Suicide has surpassed motor vehicle accidents as the leading cause of injury deaths, according to a West Virginia University study published online Sept. 20 by the American Journal of Public Health.
Using data from the National Center for Health Statistics, the study found that suicide mortality rates had increased 15 percent from 2000 to 2009, while unintentional motor vehicle accident mortality rates decreased 25 percent. The dramatic increase in suicide mortality is prompting researchers to question the possible causes of the spike.
Ian Rockett, director of Educational Programs in the Department of Medicine at WVU, said the state of the economy might have influenced the increased suicide rates, which jumped significantly in 2009.
“It’s hard to tell what the reasons are for sure,” Rockett said. “But I’d have to say that the economy absolutely plays a role.”

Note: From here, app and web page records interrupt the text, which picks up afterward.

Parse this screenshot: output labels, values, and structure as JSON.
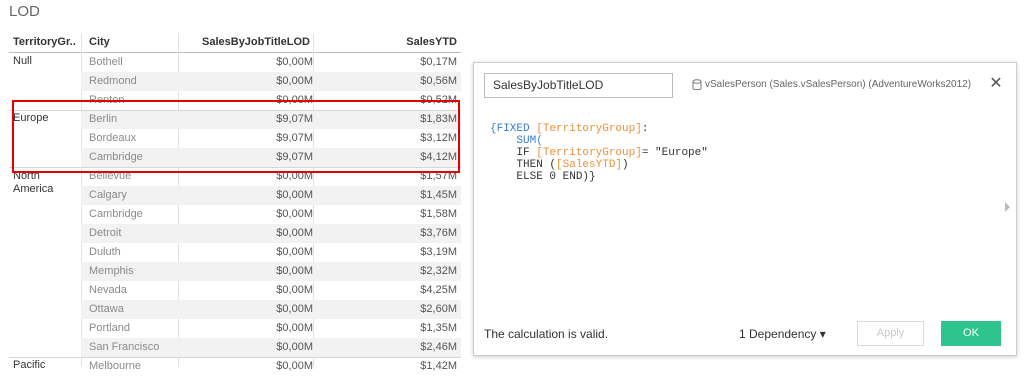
{
  "sheet": {
    "title": "LOD"
  },
  "table": {
    "headers": {
      "territory": "TerritoryGr..",
      "city": "City",
      "lod": "SalesByJobTitleLOD",
      "ytd": "SalesYTD"
    },
    "groups": [
      "Null",
      "Europe",
      "North\nAmerica",
      "Pacific"
    ],
    "rows": [
      {
        "city": "Bothell",
        "lod": "$0,00M",
        "ytd": "$0,17M"
      },
      {
        "city": "Redmond",
        "lod": "$0,00M",
        "ytd": "$0,56M"
      },
      {
        "city": "Renton",
        "lod": "$0,00M",
        "ytd": "$0,52M"
      },
      {
        "city": "Berlin",
        "lod": "$9,07M",
        "ytd": "$1,83M"
      },
      {
        "city": "Bordeaux",
        "lod": "$9,07M",
        "ytd": "$3,12M"
      },
      {
        "city": "Cambridge",
        "lod": "$9,07M",
        "ytd": "$4,12M"
      },
      {
        "city": "Bellevue",
        "lod": "$0,00M",
        "ytd": "$1,57M"
      },
      {
        "city": "Calgary",
        "lod": "$0,00M",
        "ytd": "$1,45M"
      },
      {
        "city": "Cambridge",
        "lod": "$0,00M",
        "ytd": "$1,58M"
      },
      {
        "city": "Detroit",
        "lod": "$0,00M",
        "ytd": "$3,76M"
      },
      {
        "city": "Duluth",
        "lod": "$0,00M",
        "ytd": "$3,19M"
      },
      {
        "city": "Memphis",
        "lod": "$0,00M",
        "ytd": "$2,32M"
      },
      {
        "city": "Nevada",
        "lod": "$0,00M",
        "ytd": "$4,25M"
      },
      {
        "city": "Ottawa",
        "lod": "$0,00M",
        "ytd": "$2,60M"
      },
      {
        "city": "Portland",
        "lod": "$0,00M",
        "ytd": "$1,35M"
      },
      {
        "city": "San Francisco",
        "lod": "$0,00M",
        "ytd": "$2,46M"
      },
      {
        "city": "Melbourne",
        "lod": "$0,00M",
        "ytd": "$1,42M"
      }
    ]
  },
  "calc_dialog": {
    "name": "SalesByJobTitleLOD",
    "datasource": "vSalesPerson (Sales.vSalesPerson) (AdventureWorks2012)",
    "close_label": "✕",
    "code": {
      "l1_open": "{FIXED ",
      "l1_field": "[TerritoryGroup]",
      "l1_colon": ":",
      "l2_sum": "SUM(",
      "l3_if": "IF ",
      "l3_field": "[TerritoryGroup]",
      "l3_rest": "= \"Europe\"",
      "l4_then": "THEN (",
      "l4_field": "[SalesYTD]",
      "l4_close": ")",
      "l5": "ELSE 0 END)}"
    },
    "status": "The calculation is valid.",
    "dependency": "1 Dependency ▾",
    "apply": "Apply",
    "ok": "OK"
  },
  "colors": {
    "highlight": "#e30000",
    "ok_button": "#2dc48d",
    "keyword": "#3b7bd4",
    "field": "#e8913a"
  }
}
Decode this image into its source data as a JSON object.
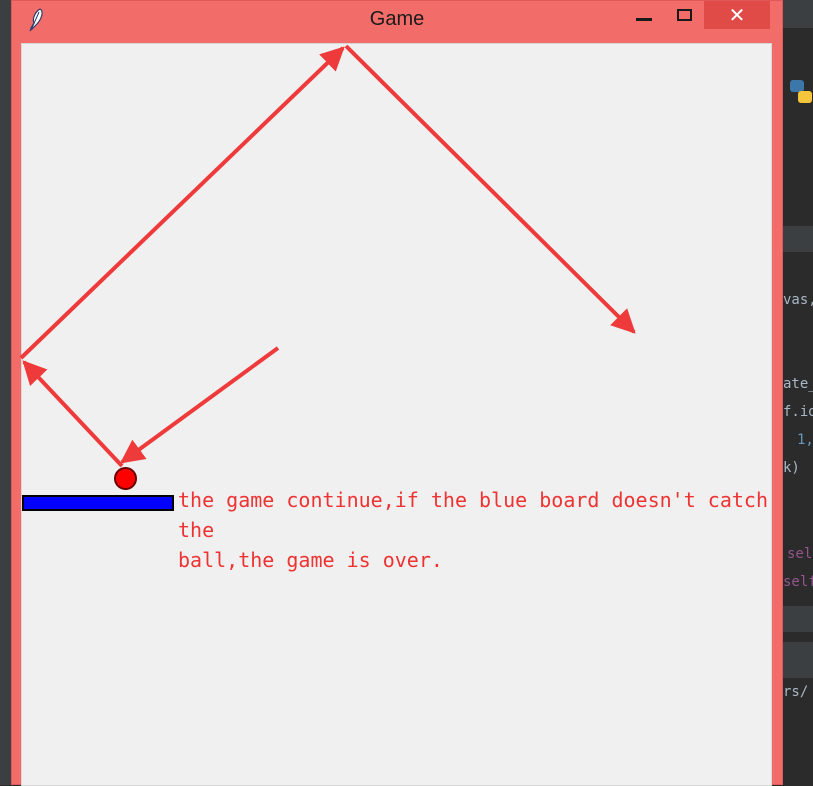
{
  "window": {
    "title": "Game",
    "close_label": "✕"
  },
  "annotation": {
    "line1": "the game continue,if the blue board doesn't catch the",
    "line2": "ball,the game is over."
  },
  "ide_background": {
    "snippets": [
      "vas,",
      "ate_",
      "f.id",
      "1,",
      "k)",
      "sel",
      "self",
      "rs/"
    ]
  },
  "colors": {
    "window_frame": "#f26d6a",
    "close_button": "#e04a47",
    "canvas": "#f0f0f0",
    "board": "#0000ff",
    "ball": "#ff0000",
    "annotation": "#ee3333"
  }
}
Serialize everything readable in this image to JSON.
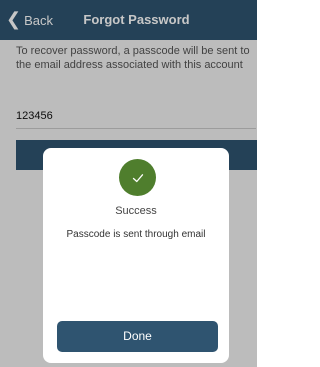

Carol Gall, co-chair of the Illinois Suicide Prevention Alliance, said military suicides have also played a significant role in the increase.
“We are seeing people coming back from war with a whole host of stress disorders, and the signs are not being recognized,” Gall said. “These people are often taking their own lives.”
There were more than 1,100 military suicides from 2005 to 2009, according to a 2010 Department of Defense report. A second report showed that in 2009 alone, 707 veterans committed suicide, and 10,665 more unsuccessfully attempted to take their own lives.
The study also showed a significant spike in the unintentional poisoning death rate.
Deaths from unintentional poisoning, which include drug overdose, increased 128 percent. Rockett said the increase could be related to the influx of prescription drugs entering the market from 2000 to 2009. He added that most unintentional poisoning deaths were due to overdose.
Rockett said it is difficult to distinguish suicide from unintentional poisoning unless the deceased person leaves an expression of intent, which is why the unintentional poisoning rate eclipsed the suicide increase. “I was particularly interested in the poisoning deaths because I think a lot of them are misread suicides,” Rockett said. “If they aren’t, then many of them certainly reflected self-harm.”
Suicide is an epidemic in the U.S., killing aproximately 40,500 people annually, according to the study.
The Illinois Suicide Prevention Alliance records more than 1,000 suicides annually in the state, a figure confirmed in Rockett’s study.
Bob Anderson, chief of mortality statistics for the NCHS, said the numbers represented in Rockett’s study are important because the data it provides are vital for Rockett’s research.
“This is one of the most used data sets within the federal government, as well as for nonprofit organizations and academia,” he said.
Rockett said research on disease as a cause of death far exceeds the amount of attention paid to suicide and injury deaths, which was his motivation for conducting the study. He also said more funding should be provided to help prevention measures for injury-related deaths.
Gall believes every suicide is preventable, and it is up to everyone to spot potential suicides. Recognizing early warning signs is critical to helping people cope.
“No one wakes up telling themselves they want to die,” she said. “There is something else going on there, so everyone—friends, family, and society—has to help people get to a place where they can see a light and a way out of the pain they are feeling.”